Pictures excluded, copy every record that follows exactly as it appears.

· · · · ·

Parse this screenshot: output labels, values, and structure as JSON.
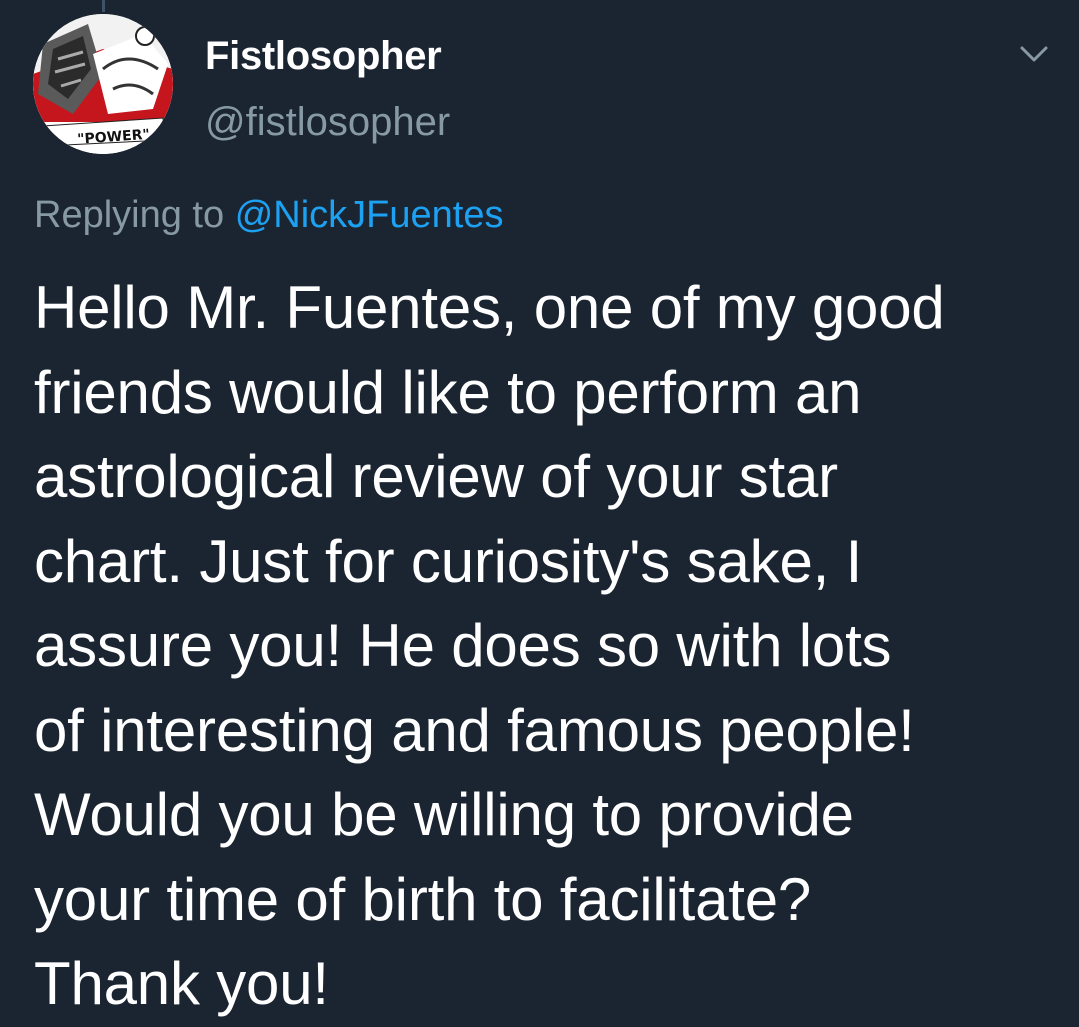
{
  "author": {
    "display_name": "Fistlosopher",
    "handle": "@fistlosopher",
    "avatar_caption": "\"POWER\""
  },
  "reply": {
    "prefix": "Replying to",
    "mention": "@NickJFuentes"
  },
  "tweet": {
    "lines": [
      "Hello Mr. Fuentes, one of my good",
      "friends would like to perform an",
      "astrological review of your star",
      "chart. Just for curiosity's sake, I",
      "assure you! He does so with lots",
      "of interesting and famous people!",
      "Would you be willing to provide",
      "your time of birth to facilitate?",
      "Thank you!"
    ]
  },
  "icons": {
    "menu": "chevron-down-icon"
  },
  "colors": {
    "background": "#1b2531",
    "primary_text": "#ffffff",
    "secondary_text": "#8899a6",
    "link": "#1da1f2"
  }
}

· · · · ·

- _ANSWER TO THIS TASK_:
Parse this screenshot: output labels, values, and structure as JSON.
{
  "author": {
    "display_name": "Fistlosopher",
    "handle": "@fistlosopher",
    "avatar_caption": "\"POWER\""
  },
  "reply": {
    "prefix": "Replying to",
    "mention": "@NickJFuentes"
  },
  "tweet": {
    "lines": [
      "Hello Mr. Fuentes, one of my good",
      "friends would like to perform an",
      "astrological review of your star",
      "chart. Just for curiosity's sake, I",
      "assure you! He does so with lots",
      "of interesting and famous people!",
      "Would you be willing to provide",
      "your time of birth to facilitate?",
      "Thank you!"
    ]
  },
  "icons": {
    "menu": "chevron-down-icon"
  },
  "colors": {
    "background": "#1b2531",
    "primary_text": "#ffffff",
    "secondary_text": "#8899a6",
    "link": "#1da1f2"
  }
}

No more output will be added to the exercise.